Segment Start: RECORDS TO USE

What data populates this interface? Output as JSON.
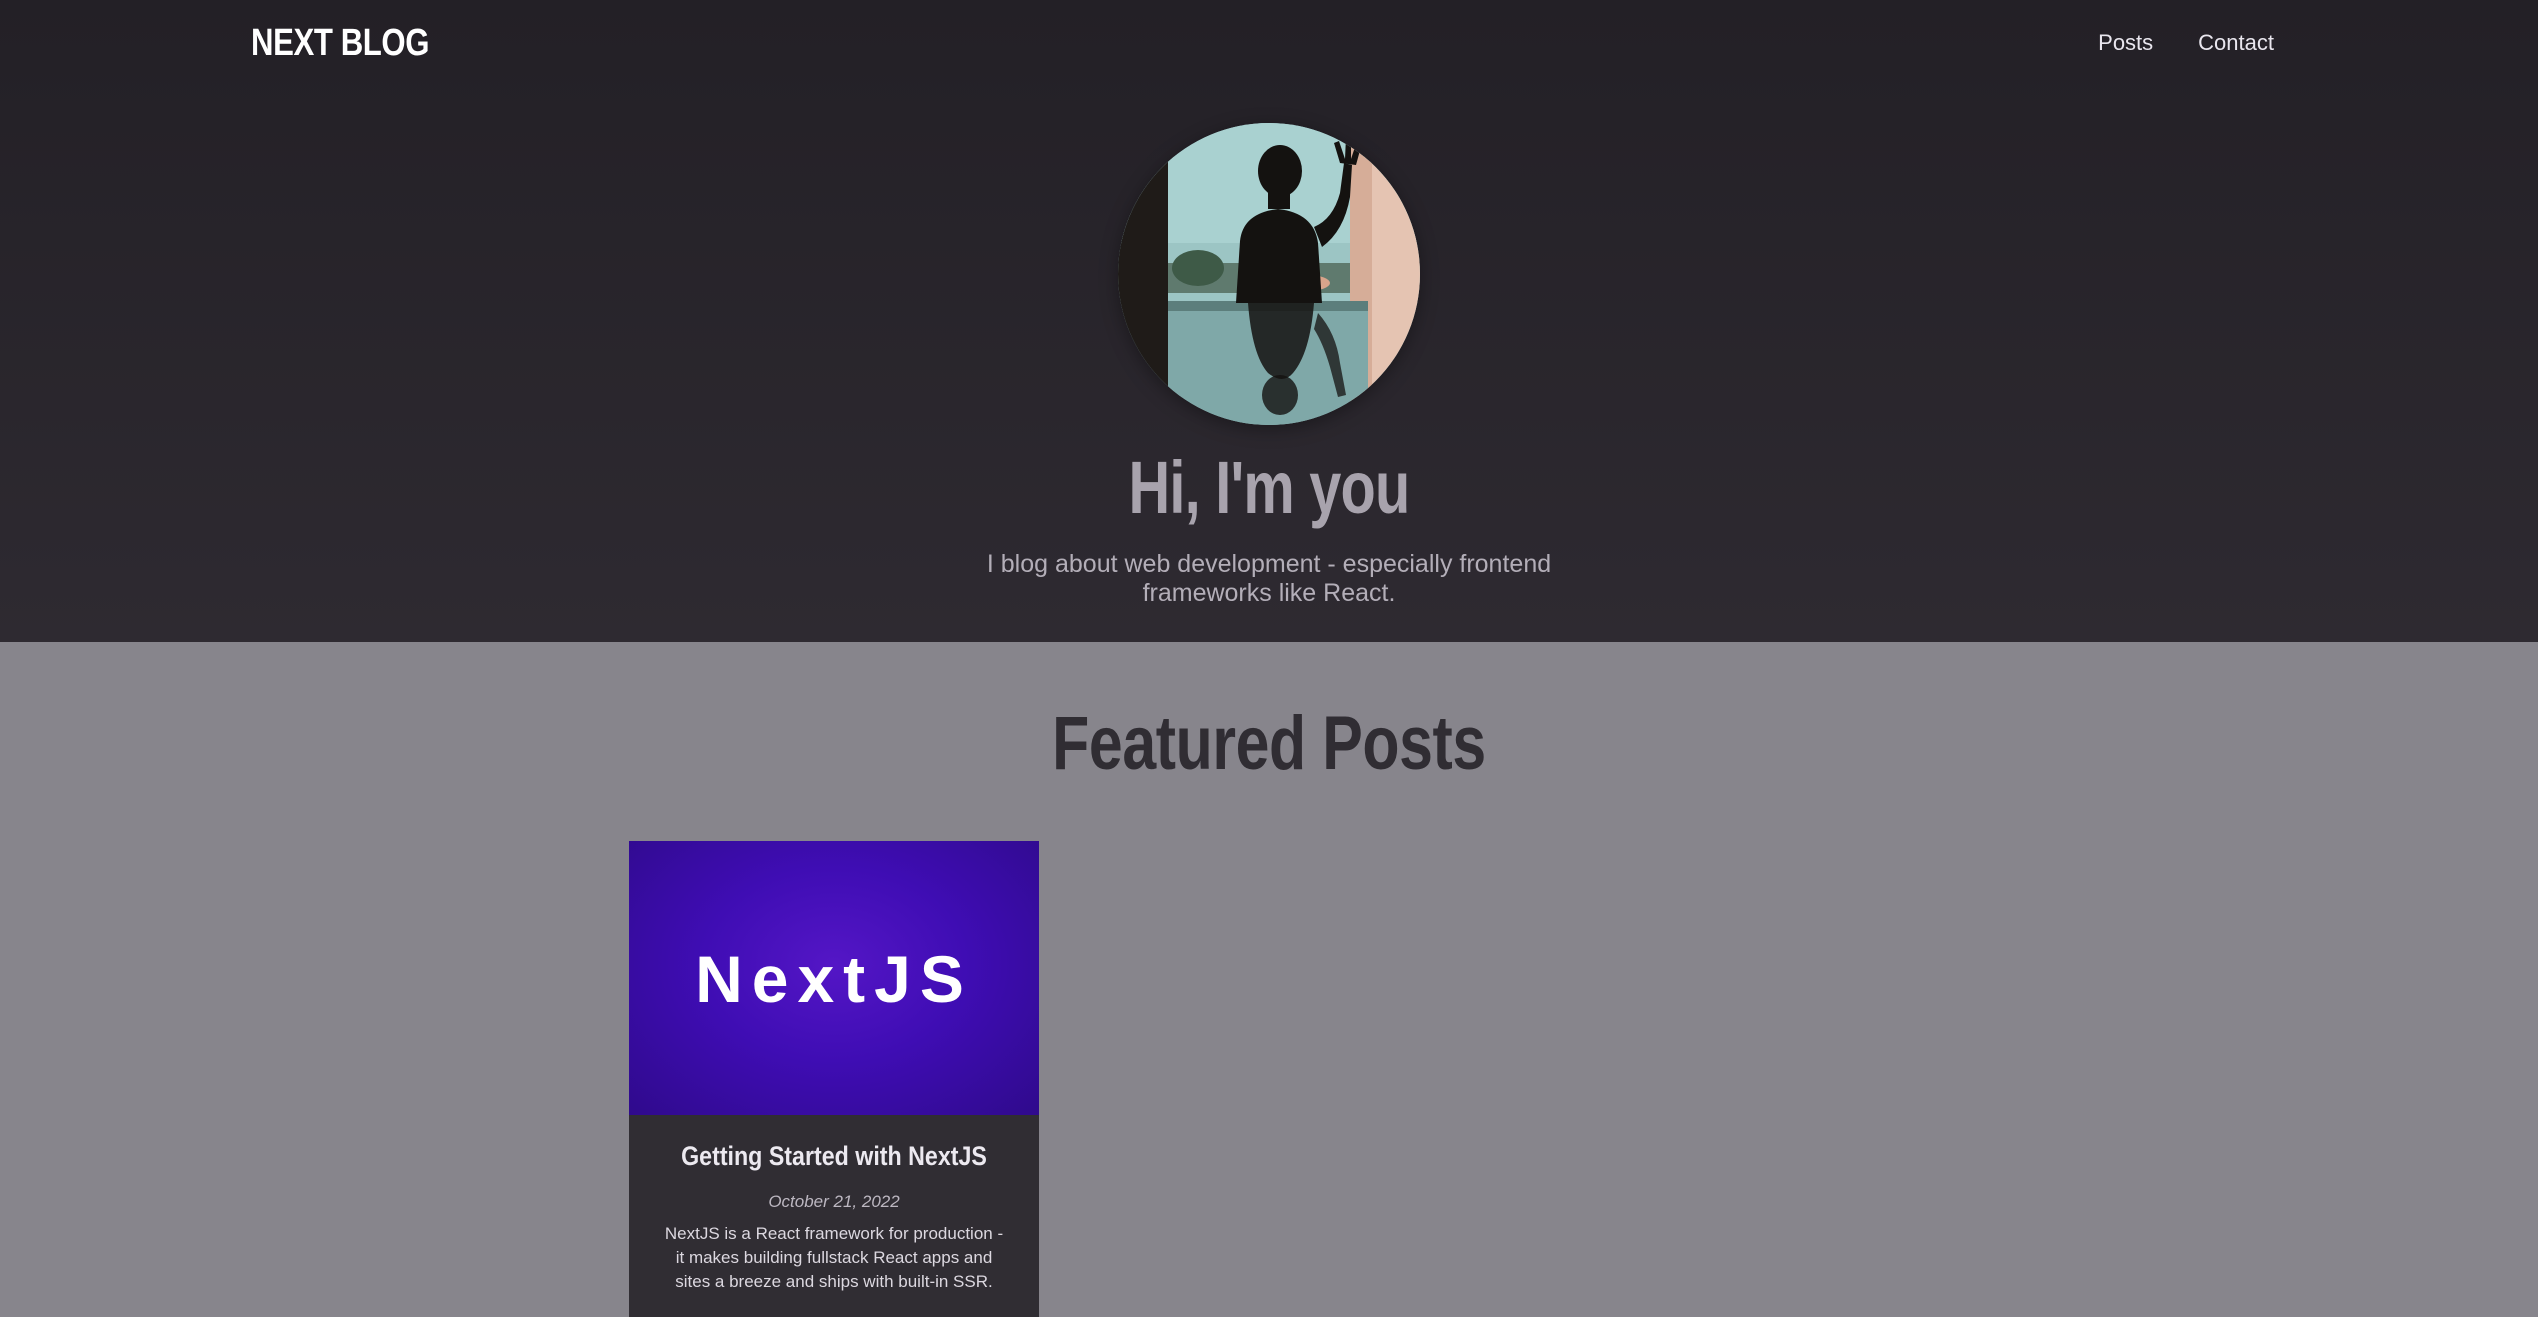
{
  "header": {
    "logo": "NEXT BLOG",
    "nav": [
      "Posts",
      "Contact"
    ]
  },
  "hero": {
    "title": "Hi, I'm you",
    "subtitle": "I blog about web development - especially frontend frameworks like React."
  },
  "featured": {
    "heading": "Featured Posts",
    "posts": [
      {
        "image_text": "NextJS",
        "title": "Getting Started with NextJS",
        "date": "October 21, 2022",
        "excerpt": "NextJS is a React framework for production - it makes building fullstack React apps and sites a breeze and ships with built-in SSR."
      }
    ]
  },
  "colors": {
    "header_bg": "#232026",
    "page_bg": "#87858c",
    "card_bg": "#302d33",
    "nextjs_purple": "#4410b8"
  }
}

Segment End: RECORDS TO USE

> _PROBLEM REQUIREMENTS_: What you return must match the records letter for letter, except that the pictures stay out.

> _WRITTEN RESPONSE_:
What data populates this interface? Output as JSON.
{
  "header": {
    "logo": "NEXT BLOG",
    "nav": [
      "Posts",
      "Contact"
    ]
  },
  "hero": {
    "title": "Hi, I'm you",
    "subtitle": "I blog about web development - especially frontend frameworks like React."
  },
  "featured": {
    "heading": "Featured Posts",
    "posts": [
      {
        "image_text": "NextJS",
        "title": "Getting Started with NextJS",
        "date": "October 21, 2022",
        "excerpt": "NextJS is a React framework for production - it makes building fullstack React apps and sites a breeze and ships with built-in SSR."
      }
    ]
  },
  "colors": {
    "header_bg": "#232026",
    "page_bg": "#87858c",
    "card_bg": "#302d33",
    "nextjs_purple": "#4410b8"
  }
}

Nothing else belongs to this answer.